The Drinking Habit

Book Excerpt

Background Notes

Francis Underwood’s Quabbin, The Story of a Small Town, is a remarkable account of ordinary life in the community of Enfield, Massachusetts 1830s and 1840s. Here, he provides a vivid and highly favorable account of the anti−alcohol campaign that swept Enfield, under the leadership of theCongregational minister, when he was a boy.

Transcription of Primary Source

The drinking habit had been universal, and though there were not many notorious drunkards, true moderation was rare. People who wanted it, got rum at the store, and kept it at home, or in their workshops. As we have seen, it appeared at the pastoral call; it refreshed the ecclesiastical council at an ordination; it was glorious at a house−raising when neighbors came to give a lift, and indispensable at the annual training. When heads were heated, the usual consequences followed: sometimes the machinist talked foully; or it was the shoemaker who declaimed politics while he slit the upper leather in trimming a shoe; or it was the butcher who argued upon theology as he bled a calf; or it was the blacksmith who had grown oblivious of a waiting customer, and let his fire die out on the forge. As has been already stated, the indications of intemperance among the farms met the eye at the first glance, in dilapidation and ruin. There were carts without wheels, and wheels without carts, and all manner of broken tools, cumbering the yards. The grass plots were defiled by geese. Petticoats and old hats were stuffed in broken windows. Fences leaned, gates were off their hinges, and walls were tottering. Lean and discontented cows got into the growing corn. Colts went about with manes and tails full of burrs.

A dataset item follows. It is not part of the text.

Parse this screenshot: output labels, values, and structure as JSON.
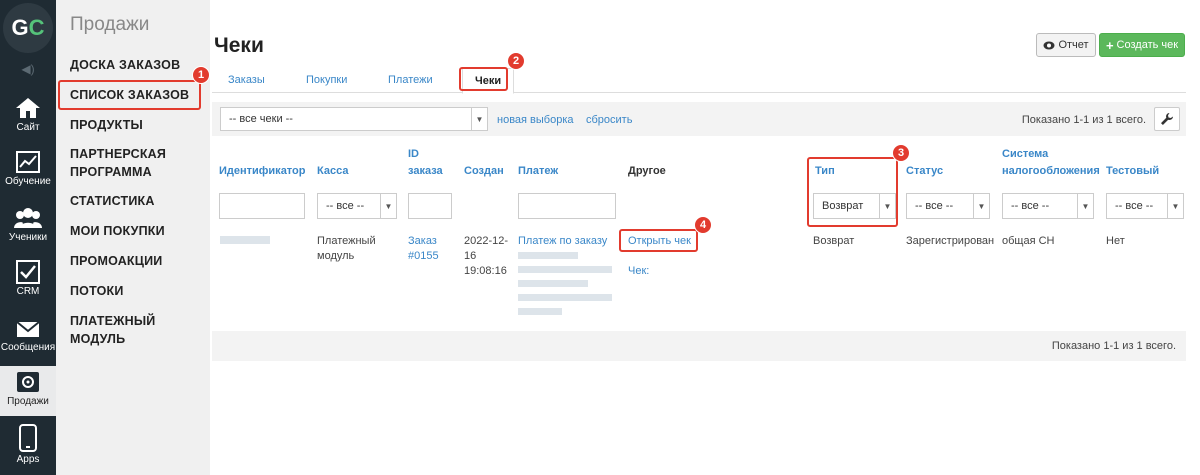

Pigs disported in the vegetable garden. Orchards lapsed into wildness, and bristled with useless shoots. Untended pastures were nibbled bare, and dotted with clumps of bushes. Mowing fields were overrun with sorrel and white−weed.

Meanwhile there were accidents, woes, “wounds without cause,” falls from wagon or cart, stumbles in ditches, and a sorry show of bleared eyes, cracked hands, and unshaven faces. Voices on such farms were under no control; men shouted, women screamed, and boys replied: there was one from which the high−pitched voices were often heard for half a mile. Wives struggled long on the downward slope, striving to keep up an air of respectability, but at length gave way to despair, and to their husband’s level, or lower, and became frowsy, loose−haired, and sharp−tongued. Scolding only deepened the common misery. By knitting stockings they procured tea or snuff, if they wanted it, or a bit of calico. The daughters when they wanted gowns or ribbons paid for them by braiding palm−leaf hats. The boys had a hard time to get their schooling, and were glad to trap muskrats, mink, partridges, or rabbits, and to gather wild nuts or berries, so as to buy hats, boots, and books.

On! those farms! What misery did they not witness. Love had flown long before; self−respect was dead, and comfort a rare visitor. Sordid poverty was in possession, with ignorance, ill−temper, and brutishness. But there was always a supply of hard cider and of rum; the store−keeper gave liberal credit, on conditions; and, until the length of the tether was run, the farmer’s nose continued to glow like a dull ruby. But the end came sooner or later. The sheriff’s officer was no stranger, and sometimes a debtor or trespasser was carried away to the county jail.

What was political independence, or ownership of land in severalty, or the education of town meetings, or the preaching of the gospel, or any other blessing, to men sunk in such degradation?

The minister saw that half measures would not do; he threw his whole soul into the work of inducing the church to take a stand upon total abstinence, and at length succeeded. Intemperate brethren were warned, and, if necessary, excommunicated. To be a church−member was to be an abstainer.

Curator Notes

Exact Title: 
Quabbin: The Story of a Small Town
Francis H. Underwood
Lee and Shepard
Place of Publication: 
Old Sturbridge Village